A fair-haired boy lowers himself down some rocks toward a lagoon on a beach. At the lagoon, he encounters another boy, who is chubby, intellectual, and wears thick glasses. The fair-haired boy introduces himself as Ralph and the chubby one introduces himself as Piggy. Through their conversation, we learn that in the midst of a war, a transport plane carrying a group of English boys was shot down over the ocean. It crashed in thick jungle on a deserted island. Scattered by the wreck, the surviving boys lost each other and cannot find the pilot.
Ralph and Piggy look around the beach, wondering what has become of the other boys from the plane. They discover a large pink and cream-colored conch shell, which Piggy realizes could be used as a kind of makeshift trumpet. He convinces Ralph to blow through the shell to find the other boys. Summoned by the blast of sound from the shell, boys start to straggle onto the beach. The oldest among them are around twelve; the youngest are around six. Among the group is a boys’ choir, dressed in black gowns and led by an older boy named Jack. They march to the beach in two parallel lines, and Jack snaps at them to stand at attention. The boys taunt Piggy and mock his appearance and nickname.
The boys decide to elect a leader. The choirboys vote for Jack, but all the other boys vote for Ralph. Ralph wins the vote, although Jack clearly wants the position. To placate Jack, Ralph asks the choir to serve as the hunters for the band of boys and asks Jack to lead them. Mindful of the need to explore their new environment, Ralph chooses Jack and a choir member named Simon to explore the island, ignoring Piggy’s whining requests to be picked. The three explorers leave the meeting place and set off across the island.
The prospect of exploring the island exhilarates the boys, who feel a bond forming among them as they play together in the jungle. Eventually, they reach the end of the jungle, where high, sharp rocks jut toward steep mountains. The boys climb up the side of one of the steep hills. From the peak, they can see that they are on an island with no signs of civilization. The view is stunning, and Ralph feels as though they have discovered their own land. As they travel back toward the beach, they find a wild pig caught in a tangle of vines.
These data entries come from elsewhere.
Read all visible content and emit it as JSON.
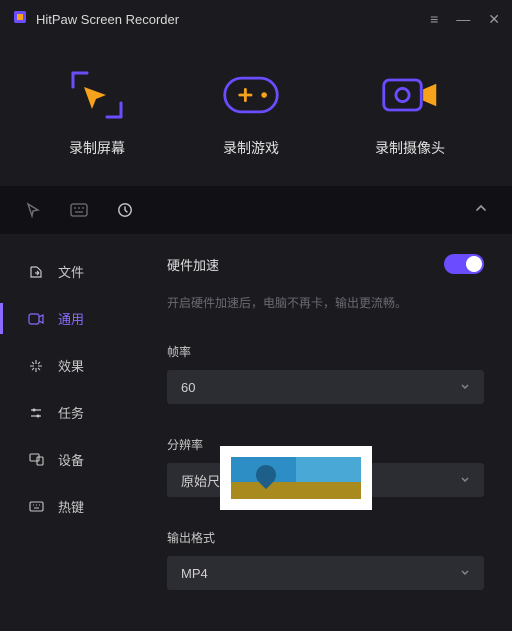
{
  "window": {
    "title": "HitPaw Screen Recorder"
  },
  "modes": [
    {
      "name": "record-screen",
      "label": "录制屏幕"
    },
    {
      "name": "record-game",
      "label": "录制游戏"
    },
    {
      "name": "record-webcam",
      "label": "录制摄像头"
    }
  ],
  "sidebar": {
    "items": [
      {
        "name": "files",
        "label": "文件"
      },
      {
        "name": "general",
        "label": "通用"
      },
      {
        "name": "effects",
        "label": "效果"
      },
      {
        "name": "tasks",
        "label": "任务"
      },
      {
        "name": "devices",
        "label": "设备"
      },
      {
        "name": "hotkeys",
        "label": "热键"
      }
    ],
    "active_index": 1
  },
  "panel": {
    "hw_accel": {
      "title": "硬件加速",
      "hint": "开启硬件加速后，电脑不再卡，输出更流畅。",
      "enabled": true
    },
    "framerate": {
      "label": "帧率",
      "value": "60"
    },
    "resolution": {
      "label": "分辨率",
      "value": "原始尺"
    },
    "output_format": {
      "label": "输出格式",
      "value": "MP4"
    }
  },
  "icons": {
    "menu": "menu-icon",
    "minimize": "minimize-icon",
    "close": "close-icon",
    "cursor": "cursor-icon",
    "keyboard": "keyboard-icon",
    "history": "history-icon",
    "collapse": "chevron-up-icon",
    "chevron_down": "chevron-down-icon"
  }
}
Jack, the newly appointed hunter, draws his knife and steps in to kill it, but hesitates, unable to bring himself to act. The pig frees itself and runs away, and Jack vows that the next time he will not flinch from the act of killing. The three boys make a long trek through dense jungle and eventually emerge near the group of boys waiting for them on the beach.
Lord of the Flies dramatizes the conflict between the civilizing instinct and the barbarizing instinct that exist in all human beings. The artistic choices Golding makes in the novel are designed to emphasize the struggle between the ordering elements of society, which include morality, law, and culture, and the chaotic elements of humanity’s savage animal instincts, which include anarchy, bloodlust, the desire for power, amorality, selfishness, and violence. Over the course of the novel, Golding portrays the rise and swift fall of an isolated, makeshift civilization, which is torn to pieces by the savage instincts of those who compose it.
In this first chapter, Golding establishes the parameters within which this civilization functions. To begin with, it is populated solely with boys—the group of young English schoolboys shot down over the tropical island where the novel takes place. The fact that the characters are only boys is significant: the young boys are only half formed, perched between civilization and savagery and thus embodying the novel’s central conflict. Throughout the novel, Golding’s foundation is the idea that moral and societal constraints are learned rather than innate—that the human tendency to obey rules, behave peacefully, and follow orders is imposed by a system that is not in itself a fundamental part of human nature. Young boys are a fitting illustration of this premise, for they live in a constant state of tension with regard to the rules and regulations they are expected to follow. Left to their own devices, they often behave with instinctive cruelty and violence. In this regard, the civilization established in Lord of the Flies—a product of preadolescent boys’ social instincts—seems endangered from the beginning.